A decade into the social media revolution, fatigue has set in. There are lots of ways to interact, but there are still only 24 hours in a day. What social media network is still worth your time?
For a growing number of brands, Pinterest is making the cut. According to Cincinnati-based marketing company Ahalogy, some 22% of Americans are now monthly visitors to the site, where people pin and share pictures and articles like you might pin magazine clippings on a bulletin board. While men are starting to join, the vast majority of Pinterest users are women, and they are generally younger women. If you’re marketing fishing equipment to retired gentlemen, then this is not your medium.
But if you’re trying to reach Pinterest’s core users of millennial moms, here’s how to stand out.
People visit Pinterest for ideas and inspiration. "It’s much more search than social," says Bob Gilbreath, cofounder of Ahalogy. The typical user is looking for a recipe for dinner. She also signed up for a yoga class and wants to find the perfect pair of yoga pants.
Ahalogy found that nearly 98% of Pinterest users had tried something they found on the site, while two-thirds of daily Pinterest users have tried more than five Pinterest-inspired projects.
"That’s a marketer’s dream," says Gilbreath. "People are raising their hands and saying ‘I’m getting into yoga now!’" By being useful, you can reach people when they’re in the market for something new.
Surprisingly, Ahalogy found that 83% of active Pinterest users would prefer to follow a favorite brand than a favorite celebrity. Gilbreath links this back to the primacy of projects. Twitter is about sharing news, so people follow Justin Bieber to see what he’s up to. But Justin Bieber doesn’t have a whole lot of project ideas to offer anyone. A brand like Kraft does.
"We know Kraft is an expert on food," he says. "They’ve been sharing recipes for decades." This is good news for consumer-oriented brands, as Pinterest users actually want you to reach them.
On Pinterest, people are primarily interested in a few big areas: food, do-it-yourself projects like crafts, home decorating, holidays, and fashion. If you want to market to women, and you’re not in one of those categories, your best bet is to create useful content linking your product to these topics.
"If you’re an insurance company, you’re not going to pin your insurance rates or your funny Geico commercial," says Gilbreath. People shop for insurance around life transitions: getting married, buying a home, and having kids. If you sell home insurance, for example, you can create pin boards around ways to decorate your first home on a budget, how to prepare your house for rough weather, and what to stash in your home emergency kit.
Everyone needs a revenue model, and Pinterest is now starting to experiment with promoted pins.

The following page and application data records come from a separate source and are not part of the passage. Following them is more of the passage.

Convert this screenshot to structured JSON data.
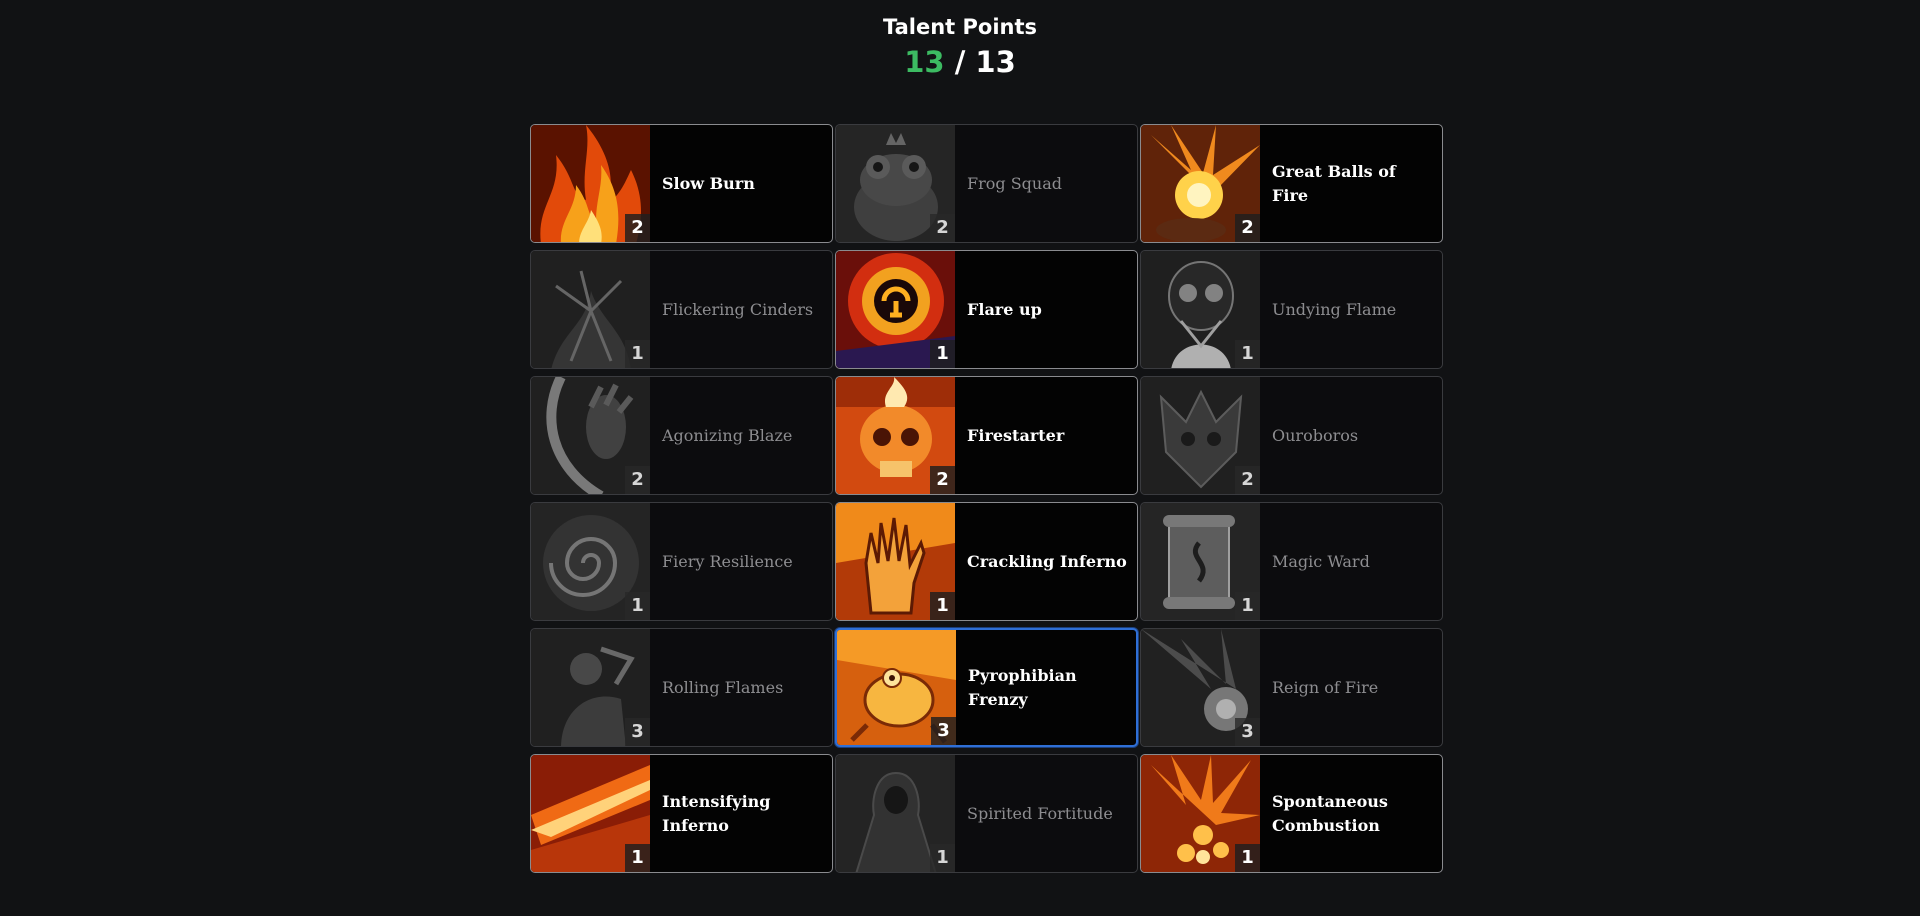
{
  "header": {
    "title": "Talent Points",
    "points_used": "13",
    "points_separator": "/",
    "points_total": "13"
  },
  "talents": [
    {
      "name": "Slow Burn",
      "rank": "2",
      "active": true,
      "icon": "flame-icon"
    },
    {
      "name": "Frog Squad",
      "rank": "2",
      "active": false,
      "icon": "frog-king-icon"
    },
    {
      "name": "Great Balls of Fire",
      "rank": "2",
      "active": true,
      "icon": "fireball-icon"
    },
    {
      "name": "Flickering Cinders",
      "rank": "1",
      "active": false,
      "icon": "cinders-icon"
    },
    {
      "name": "Flare up",
      "rank": "1",
      "active": true,
      "icon": "flare-rune-icon"
    },
    {
      "name": "Undying Flame",
      "rank": "1",
      "active": false,
      "icon": "skull-spirit-icon"
    },
    {
      "name": "Agonizing Blaze",
      "rank": "2",
      "active": false,
      "icon": "claw-icon"
    },
    {
      "name": "Firestarter",
      "rank": "2",
      "active": true,
      "icon": "flaming-skull-icon"
    },
    {
      "name": "Ouroboros",
      "rank": "2",
      "active": false,
      "icon": "dragon-skull-icon"
    },
    {
      "name": "Fiery Resilience",
      "rank": "1",
      "active": false,
      "icon": "swirl-icon"
    },
    {
      "name": "Crackling Inferno",
      "rank": "1",
      "active": true,
      "icon": "burning-hand-icon"
    },
    {
      "name": "Magic Ward",
      "rank": "1",
      "active": false,
      "icon": "scroll-icon"
    },
    {
      "name": "Rolling Flames",
      "rank": "3",
      "active": false,
      "icon": "rolling-figure-icon"
    },
    {
      "name": "Pyrophibian Frenzy",
      "rank": "3",
      "active": true,
      "selected": true,
      "icon": "fire-frog-icon"
    },
    {
      "name": "Reign of Fire",
      "rank": "3",
      "active": false,
      "icon": "meteor-icon"
    },
    {
      "name": "Intensifying Inferno",
      "rank": "1",
      "active": true,
      "icon": "fire-streak-icon"
    },
    {
      "name": "Spirited Fortitude",
      "rank": "1",
      "active": false,
      "icon": "hooded-figure-icon"
    },
    {
      "name": "Spontaneous Combustion",
      "rank": "1",
      "active": true,
      "icon": "explosion-icon"
    }
  ],
  "colors": {
    "background": "#111214",
    "points_used": "#3cbb62",
    "selected_border": "#2f6fd6"
  }
}
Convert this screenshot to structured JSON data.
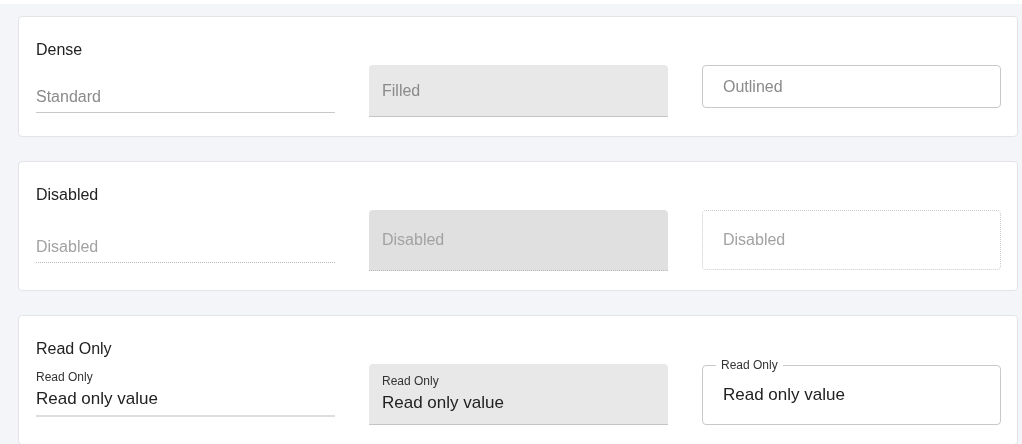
{
  "sections": [
    {
      "title": "Dense",
      "dense": true,
      "fields": [
        {
          "kind": "standard",
          "label": "Standard",
          "disabled": false
        },
        {
          "kind": "filled",
          "label": "Filled",
          "disabled": false
        },
        {
          "kind": "outlined",
          "label": "Outlined",
          "disabled": false
        }
      ]
    },
    {
      "title": "Disabled",
      "dense": false,
      "fields": [
        {
          "kind": "standard",
          "label": "Disabled",
          "disabled": true
        },
        {
          "kind": "filled",
          "label": "Disabled",
          "disabled": true
        },
        {
          "kind": "outlined",
          "label": "Disabled",
          "disabled": true
        }
      ]
    },
    {
      "title": "Read Only",
      "dense": false,
      "fields": [
        {
          "kind": "standard",
          "label": "Read Only",
          "value": "Read only value",
          "disabled": false
        },
        {
          "kind": "filled",
          "label": "Read Only",
          "value": "Read only value",
          "disabled": false
        },
        {
          "kind": "outlined",
          "label": "Read Only",
          "value": "Read only value",
          "disabled": false
        }
      ]
    }
  ]
}
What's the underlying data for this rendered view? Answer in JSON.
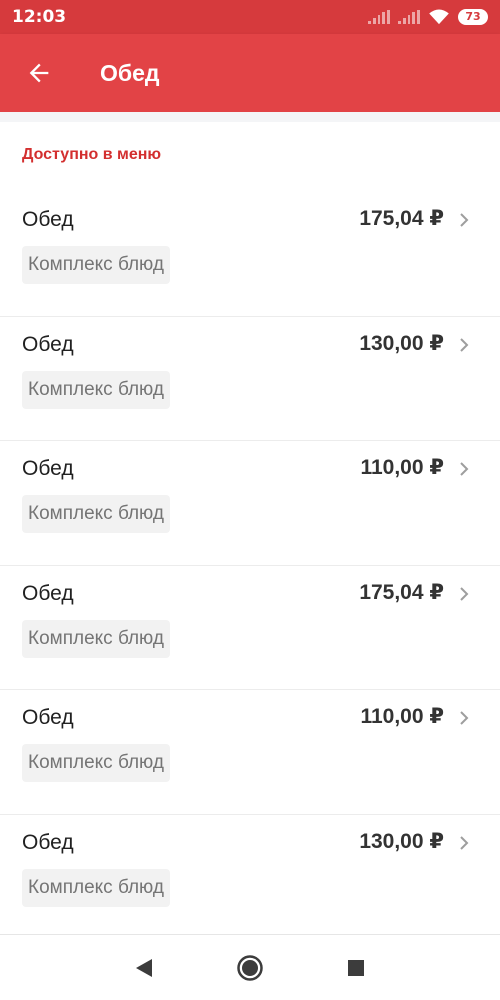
{
  "status_bar": {
    "time": "12:03",
    "battery": "73",
    "icons": [
      "signal-icon",
      "signal-icon",
      "wifi-icon",
      "battery-icon"
    ]
  },
  "app_bar": {
    "back_icon": "arrow-left-icon",
    "title": "Обед"
  },
  "section": {
    "header": "Доступно в меню"
  },
  "menu_items": [
    {
      "name": "Обед",
      "price": "175,04 ₽",
      "tag": "Комплекс блюд"
    },
    {
      "name": "Обед",
      "price": "130,00 ₽",
      "tag": "Комплекс блюд"
    },
    {
      "name": "Обед",
      "price": "110,00 ₽",
      "tag": "Комплекс блюд"
    },
    {
      "name": "Обед",
      "price": "175,04 ₽",
      "tag": "Комплекс блюд"
    },
    {
      "name": "Обед",
      "price": "110,00 ₽",
      "tag": "Комплекс блюд"
    },
    {
      "name": "Обед",
      "price": "130,00 ₽",
      "tag": "Комплекс блюд"
    }
  ],
  "nav_bar": {
    "icons": [
      "back-triangle-icon",
      "home-circle-icon",
      "recents-square-icon"
    ]
  },
  "colors": {
    "status_bar": "#d63a3d",
    "app_bar": "#e24346",
    "section_header": "#d32f2f",
    "tag_background": "#f2f2f2"
  }
}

You may decided to pay for placement on Pinterest, or not.
"You’ve got to err on the side of great content," says Gilbreath. "You’re not forcing a brand down someone’s throat."
The real victories come when people share your pins voluntarily. People will do that for a creative recipe incorporating one of your products. They probably won’t do that for something that looks too much like an ad.
Like any social media channel, frequency is key. "We’re fans of pinning multiple things per day," says Gilbreath. The good news is that marketers often have a lot of content they can use. You probably take hundreds of photos to get one you use in magazine ads.
Pin a few other versions of photos or items up on Pinterest, and tack the content onto different boards. The same recipe could be labeled as an idea for lunch boxes, a summer snack, or picnic fare.
You can re-pin items after four to six weeks. In the digital world, attention spans are short, so that’s one way to get the most bang for your buck.